===== Record excerpts =====

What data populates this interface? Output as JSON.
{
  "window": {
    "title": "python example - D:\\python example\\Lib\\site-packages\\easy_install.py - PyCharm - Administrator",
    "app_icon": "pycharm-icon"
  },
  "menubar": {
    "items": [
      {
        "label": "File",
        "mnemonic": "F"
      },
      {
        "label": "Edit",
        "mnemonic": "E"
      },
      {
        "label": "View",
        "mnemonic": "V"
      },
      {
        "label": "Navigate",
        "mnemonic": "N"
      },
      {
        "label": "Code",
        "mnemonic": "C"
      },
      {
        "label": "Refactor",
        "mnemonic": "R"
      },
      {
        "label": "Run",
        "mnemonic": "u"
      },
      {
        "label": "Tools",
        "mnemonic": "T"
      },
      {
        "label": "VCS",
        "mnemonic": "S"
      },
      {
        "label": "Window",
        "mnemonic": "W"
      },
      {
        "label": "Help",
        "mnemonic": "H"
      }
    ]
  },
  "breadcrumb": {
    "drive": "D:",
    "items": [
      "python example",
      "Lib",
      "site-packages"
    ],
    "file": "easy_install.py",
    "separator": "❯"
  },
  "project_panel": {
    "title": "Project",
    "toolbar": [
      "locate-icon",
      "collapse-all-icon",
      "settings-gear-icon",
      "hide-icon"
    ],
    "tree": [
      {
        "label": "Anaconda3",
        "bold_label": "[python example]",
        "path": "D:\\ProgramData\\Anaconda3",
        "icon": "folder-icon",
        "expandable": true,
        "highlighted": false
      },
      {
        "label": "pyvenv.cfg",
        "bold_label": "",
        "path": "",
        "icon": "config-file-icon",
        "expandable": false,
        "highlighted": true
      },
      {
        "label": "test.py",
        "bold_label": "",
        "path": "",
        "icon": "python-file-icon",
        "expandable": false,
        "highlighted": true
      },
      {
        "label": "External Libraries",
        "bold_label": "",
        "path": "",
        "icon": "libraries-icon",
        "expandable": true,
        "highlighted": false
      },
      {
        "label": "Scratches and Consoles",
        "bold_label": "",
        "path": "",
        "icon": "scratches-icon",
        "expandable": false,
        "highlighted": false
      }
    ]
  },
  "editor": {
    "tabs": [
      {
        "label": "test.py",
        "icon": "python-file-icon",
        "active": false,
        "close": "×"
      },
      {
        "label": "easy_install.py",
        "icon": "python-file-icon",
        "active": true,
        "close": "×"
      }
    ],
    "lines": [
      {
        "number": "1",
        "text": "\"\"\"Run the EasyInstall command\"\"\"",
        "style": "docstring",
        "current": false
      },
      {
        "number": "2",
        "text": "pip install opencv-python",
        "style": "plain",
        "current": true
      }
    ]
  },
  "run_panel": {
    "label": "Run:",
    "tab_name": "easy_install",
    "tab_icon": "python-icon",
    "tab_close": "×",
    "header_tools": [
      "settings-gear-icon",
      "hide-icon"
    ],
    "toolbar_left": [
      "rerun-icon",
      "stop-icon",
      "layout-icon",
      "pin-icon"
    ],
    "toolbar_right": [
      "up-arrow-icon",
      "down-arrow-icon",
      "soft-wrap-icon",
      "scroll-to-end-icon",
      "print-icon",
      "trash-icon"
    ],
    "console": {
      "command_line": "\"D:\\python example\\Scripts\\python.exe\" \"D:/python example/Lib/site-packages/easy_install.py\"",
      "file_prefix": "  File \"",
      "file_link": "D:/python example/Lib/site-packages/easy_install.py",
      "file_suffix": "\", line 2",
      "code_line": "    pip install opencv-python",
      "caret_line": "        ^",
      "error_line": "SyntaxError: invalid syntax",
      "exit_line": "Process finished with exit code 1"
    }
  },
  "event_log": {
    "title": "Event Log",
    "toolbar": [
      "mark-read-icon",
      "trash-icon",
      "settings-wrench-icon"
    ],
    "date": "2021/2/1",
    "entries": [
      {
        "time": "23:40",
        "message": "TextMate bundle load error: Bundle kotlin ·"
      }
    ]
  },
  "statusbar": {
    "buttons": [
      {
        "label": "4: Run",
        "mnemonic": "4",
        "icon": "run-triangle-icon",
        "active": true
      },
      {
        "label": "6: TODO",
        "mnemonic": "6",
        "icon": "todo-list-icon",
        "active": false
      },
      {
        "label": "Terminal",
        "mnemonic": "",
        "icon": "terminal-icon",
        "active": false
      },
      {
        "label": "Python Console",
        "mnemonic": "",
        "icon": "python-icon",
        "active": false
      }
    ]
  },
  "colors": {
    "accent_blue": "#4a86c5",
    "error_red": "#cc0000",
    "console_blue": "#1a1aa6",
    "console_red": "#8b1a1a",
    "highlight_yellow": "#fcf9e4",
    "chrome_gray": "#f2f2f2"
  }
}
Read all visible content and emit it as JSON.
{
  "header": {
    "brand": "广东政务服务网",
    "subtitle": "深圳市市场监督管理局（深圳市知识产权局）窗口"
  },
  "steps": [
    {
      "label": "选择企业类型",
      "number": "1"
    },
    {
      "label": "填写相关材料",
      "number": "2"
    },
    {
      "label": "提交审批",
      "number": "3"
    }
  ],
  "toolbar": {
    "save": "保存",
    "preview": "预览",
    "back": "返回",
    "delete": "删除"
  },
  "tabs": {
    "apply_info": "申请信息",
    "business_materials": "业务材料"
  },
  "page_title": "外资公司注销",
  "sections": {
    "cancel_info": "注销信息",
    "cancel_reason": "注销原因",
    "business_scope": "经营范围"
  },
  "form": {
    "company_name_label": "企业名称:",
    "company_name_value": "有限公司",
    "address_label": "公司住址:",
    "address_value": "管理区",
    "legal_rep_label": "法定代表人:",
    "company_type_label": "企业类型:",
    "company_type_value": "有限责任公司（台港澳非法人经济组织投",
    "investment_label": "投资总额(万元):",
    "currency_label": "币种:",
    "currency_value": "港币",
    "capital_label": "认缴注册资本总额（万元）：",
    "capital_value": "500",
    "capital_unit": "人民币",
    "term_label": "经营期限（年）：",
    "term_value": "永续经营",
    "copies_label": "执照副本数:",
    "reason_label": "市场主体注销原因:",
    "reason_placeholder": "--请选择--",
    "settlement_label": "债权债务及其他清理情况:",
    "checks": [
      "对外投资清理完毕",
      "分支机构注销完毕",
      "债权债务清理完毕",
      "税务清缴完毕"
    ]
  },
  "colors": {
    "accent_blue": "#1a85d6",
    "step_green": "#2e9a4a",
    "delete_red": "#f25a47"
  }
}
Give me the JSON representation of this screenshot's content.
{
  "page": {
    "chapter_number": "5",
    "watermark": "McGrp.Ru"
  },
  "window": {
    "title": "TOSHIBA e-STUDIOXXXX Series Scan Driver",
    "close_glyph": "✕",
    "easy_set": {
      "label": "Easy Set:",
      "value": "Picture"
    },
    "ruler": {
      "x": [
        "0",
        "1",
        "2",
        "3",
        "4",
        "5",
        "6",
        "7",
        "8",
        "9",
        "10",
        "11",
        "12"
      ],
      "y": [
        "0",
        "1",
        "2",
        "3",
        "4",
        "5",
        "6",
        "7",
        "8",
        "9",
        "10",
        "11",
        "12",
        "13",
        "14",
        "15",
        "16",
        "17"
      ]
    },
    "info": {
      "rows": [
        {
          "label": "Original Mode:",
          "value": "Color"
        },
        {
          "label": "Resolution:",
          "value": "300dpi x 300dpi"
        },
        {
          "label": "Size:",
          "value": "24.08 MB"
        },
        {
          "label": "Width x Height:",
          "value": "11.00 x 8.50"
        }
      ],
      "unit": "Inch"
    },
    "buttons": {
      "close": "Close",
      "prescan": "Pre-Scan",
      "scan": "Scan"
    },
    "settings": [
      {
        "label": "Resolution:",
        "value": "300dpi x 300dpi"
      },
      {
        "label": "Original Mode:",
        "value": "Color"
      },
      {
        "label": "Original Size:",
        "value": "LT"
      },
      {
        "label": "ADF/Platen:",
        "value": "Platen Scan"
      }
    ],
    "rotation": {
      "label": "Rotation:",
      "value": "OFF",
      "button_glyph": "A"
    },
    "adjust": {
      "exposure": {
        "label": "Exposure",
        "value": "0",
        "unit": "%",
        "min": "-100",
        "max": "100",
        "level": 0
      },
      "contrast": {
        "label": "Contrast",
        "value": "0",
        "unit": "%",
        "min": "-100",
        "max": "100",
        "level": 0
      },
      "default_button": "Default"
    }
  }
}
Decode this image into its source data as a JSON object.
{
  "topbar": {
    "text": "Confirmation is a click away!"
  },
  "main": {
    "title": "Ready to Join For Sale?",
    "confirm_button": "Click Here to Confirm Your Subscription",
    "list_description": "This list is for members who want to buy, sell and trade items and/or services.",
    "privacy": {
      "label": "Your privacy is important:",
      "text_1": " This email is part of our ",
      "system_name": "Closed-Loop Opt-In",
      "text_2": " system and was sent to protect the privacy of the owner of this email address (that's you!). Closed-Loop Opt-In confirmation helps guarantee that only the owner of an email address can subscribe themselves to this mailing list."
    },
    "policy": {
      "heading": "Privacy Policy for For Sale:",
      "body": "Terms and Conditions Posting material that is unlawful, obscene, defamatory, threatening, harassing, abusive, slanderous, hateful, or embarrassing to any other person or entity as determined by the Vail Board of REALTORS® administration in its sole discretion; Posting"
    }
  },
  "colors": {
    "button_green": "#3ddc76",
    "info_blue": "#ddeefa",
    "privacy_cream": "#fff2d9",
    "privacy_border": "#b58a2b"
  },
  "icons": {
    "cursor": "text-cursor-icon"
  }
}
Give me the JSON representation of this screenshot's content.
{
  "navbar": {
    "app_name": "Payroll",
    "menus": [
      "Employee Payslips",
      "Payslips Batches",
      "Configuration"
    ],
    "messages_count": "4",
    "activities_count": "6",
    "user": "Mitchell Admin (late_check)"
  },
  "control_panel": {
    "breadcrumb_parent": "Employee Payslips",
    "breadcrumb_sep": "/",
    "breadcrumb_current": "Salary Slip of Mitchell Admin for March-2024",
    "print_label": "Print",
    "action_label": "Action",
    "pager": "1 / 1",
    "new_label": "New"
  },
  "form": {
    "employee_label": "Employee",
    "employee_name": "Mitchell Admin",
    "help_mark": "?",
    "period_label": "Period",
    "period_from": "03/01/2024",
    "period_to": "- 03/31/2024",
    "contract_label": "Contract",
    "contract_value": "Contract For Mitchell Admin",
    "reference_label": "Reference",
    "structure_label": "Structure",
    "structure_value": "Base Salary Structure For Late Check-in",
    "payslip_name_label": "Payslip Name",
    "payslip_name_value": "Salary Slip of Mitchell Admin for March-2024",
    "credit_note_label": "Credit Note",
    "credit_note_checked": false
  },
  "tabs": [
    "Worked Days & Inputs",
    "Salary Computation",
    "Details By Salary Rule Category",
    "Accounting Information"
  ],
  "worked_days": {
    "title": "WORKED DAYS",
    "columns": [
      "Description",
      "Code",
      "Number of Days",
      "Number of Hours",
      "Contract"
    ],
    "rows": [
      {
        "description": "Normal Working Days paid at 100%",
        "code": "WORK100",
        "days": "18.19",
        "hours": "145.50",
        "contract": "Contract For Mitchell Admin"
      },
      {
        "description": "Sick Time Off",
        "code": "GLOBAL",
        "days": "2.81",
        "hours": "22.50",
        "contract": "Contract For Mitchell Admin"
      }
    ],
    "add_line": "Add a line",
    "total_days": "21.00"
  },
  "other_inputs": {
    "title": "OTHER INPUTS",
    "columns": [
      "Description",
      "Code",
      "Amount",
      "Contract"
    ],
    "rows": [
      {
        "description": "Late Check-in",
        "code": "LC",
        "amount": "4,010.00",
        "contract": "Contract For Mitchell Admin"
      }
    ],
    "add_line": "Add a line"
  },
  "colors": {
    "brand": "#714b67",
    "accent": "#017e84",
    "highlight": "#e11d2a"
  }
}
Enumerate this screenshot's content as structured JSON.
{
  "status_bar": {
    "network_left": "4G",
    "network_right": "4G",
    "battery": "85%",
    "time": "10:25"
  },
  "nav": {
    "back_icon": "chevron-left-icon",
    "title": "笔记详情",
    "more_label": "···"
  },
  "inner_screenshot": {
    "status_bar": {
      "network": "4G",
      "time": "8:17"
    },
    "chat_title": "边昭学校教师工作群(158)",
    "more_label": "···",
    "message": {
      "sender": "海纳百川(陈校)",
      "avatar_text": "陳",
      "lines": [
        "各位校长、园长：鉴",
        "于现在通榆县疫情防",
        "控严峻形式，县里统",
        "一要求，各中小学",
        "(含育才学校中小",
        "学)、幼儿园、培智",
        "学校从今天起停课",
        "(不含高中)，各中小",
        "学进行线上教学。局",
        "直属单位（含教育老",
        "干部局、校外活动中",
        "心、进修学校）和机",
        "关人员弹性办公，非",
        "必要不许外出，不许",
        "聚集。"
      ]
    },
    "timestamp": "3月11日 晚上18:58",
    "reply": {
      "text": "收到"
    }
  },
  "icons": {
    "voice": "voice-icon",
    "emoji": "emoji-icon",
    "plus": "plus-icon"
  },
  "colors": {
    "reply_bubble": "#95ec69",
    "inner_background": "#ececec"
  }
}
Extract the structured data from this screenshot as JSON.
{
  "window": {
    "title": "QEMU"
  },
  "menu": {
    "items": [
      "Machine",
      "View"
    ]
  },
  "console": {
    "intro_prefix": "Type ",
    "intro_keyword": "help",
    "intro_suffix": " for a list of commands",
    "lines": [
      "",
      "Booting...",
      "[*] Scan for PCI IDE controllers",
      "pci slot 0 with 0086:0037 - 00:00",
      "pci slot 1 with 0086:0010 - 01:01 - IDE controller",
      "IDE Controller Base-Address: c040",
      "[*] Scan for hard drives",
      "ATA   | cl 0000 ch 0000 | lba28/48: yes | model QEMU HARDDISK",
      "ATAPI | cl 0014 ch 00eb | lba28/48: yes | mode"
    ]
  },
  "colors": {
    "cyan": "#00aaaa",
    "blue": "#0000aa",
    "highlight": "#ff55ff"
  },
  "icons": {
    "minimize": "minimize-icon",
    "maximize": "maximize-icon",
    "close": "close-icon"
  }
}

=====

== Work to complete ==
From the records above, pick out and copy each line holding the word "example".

== Response box ==
    "title": "python example - D:\\python example\\Lib\\site-packages\\easy_install.py - PyCharm - Administrator",
      "python example",
        "bold_label": "[python example]",
      "command_line": "\"D:\\python example\\Scripts\\python.exe\" \"D:/python example/Lib/site-packages/easy_install.py\"",
      "file_link": "D:/python example/Lib/site-packages/easy_install.py",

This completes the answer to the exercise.